Exercise aim - A single number is the expected answer: the count of lines in the records below that contain "Search".

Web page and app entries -

Start of Block

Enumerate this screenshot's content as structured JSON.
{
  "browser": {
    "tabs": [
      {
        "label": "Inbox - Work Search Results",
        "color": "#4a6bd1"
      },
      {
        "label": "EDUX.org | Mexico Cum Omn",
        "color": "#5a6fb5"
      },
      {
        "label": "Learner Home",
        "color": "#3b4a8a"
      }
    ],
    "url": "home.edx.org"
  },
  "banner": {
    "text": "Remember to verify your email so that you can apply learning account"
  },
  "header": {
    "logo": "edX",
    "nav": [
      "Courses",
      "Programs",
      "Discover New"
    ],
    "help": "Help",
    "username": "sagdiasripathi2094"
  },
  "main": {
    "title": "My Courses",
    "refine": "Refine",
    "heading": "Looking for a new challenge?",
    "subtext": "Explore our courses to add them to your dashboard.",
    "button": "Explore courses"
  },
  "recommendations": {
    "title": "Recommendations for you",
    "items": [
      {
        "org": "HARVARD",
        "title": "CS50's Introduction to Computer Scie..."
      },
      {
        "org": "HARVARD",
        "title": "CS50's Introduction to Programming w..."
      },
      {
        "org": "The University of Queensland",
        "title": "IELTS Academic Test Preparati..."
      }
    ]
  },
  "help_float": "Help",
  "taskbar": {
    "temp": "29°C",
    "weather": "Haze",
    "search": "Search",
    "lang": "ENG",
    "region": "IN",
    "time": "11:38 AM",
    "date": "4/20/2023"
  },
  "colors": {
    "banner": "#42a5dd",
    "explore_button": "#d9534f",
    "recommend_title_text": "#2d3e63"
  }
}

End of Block

Task answer - 2